In P.E.I., the new Island Capital Partners has backed half a dozen companies, and has had a huge impact in terms of mentorship and community-building on the Island. In Newfoundland and Labrador, Killick Capital and Pelorus Ventures tend to invest in tandem, teaming up to ensure their portfolio companies have enough money to operate efficiently.
These are the early-stage institutions based in the region that usually invest less than $1 million a pop in companies that have a product and want to take it to market. This part of the ecosystem is stronger than it’s ever been. At the top, we have Toronto- and U.S.-based institutions making $8 million-plus investments, which are more active in the region now than ever before.
The piece that is in the works is the part in the middle. Halifax-based Build Ventures, which makes investments of $1.5 million to $3 million, is now raising its second fund, which will probably be about $60 million. It has commitments totaling $25 million from Nova Scotia and New Brunswick. Michelle Scarborough, BDC Capital’s Managing Director of Strategic Investments, said in a recent interview that BDC is in talks with Build about investing in its second fund. The cog in the funding machine to watch now is whether Build announces commitments from more backers.
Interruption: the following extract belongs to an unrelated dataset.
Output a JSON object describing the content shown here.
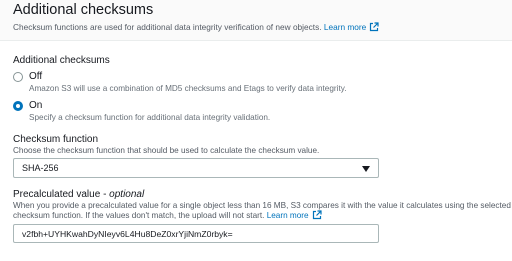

Disclosure: Most of the funding agencies named in this column are clients of Entrevestor. They are Innovacorp, NBIF, Opportunities NB, ICP, Killick Capital, and Build Ventures.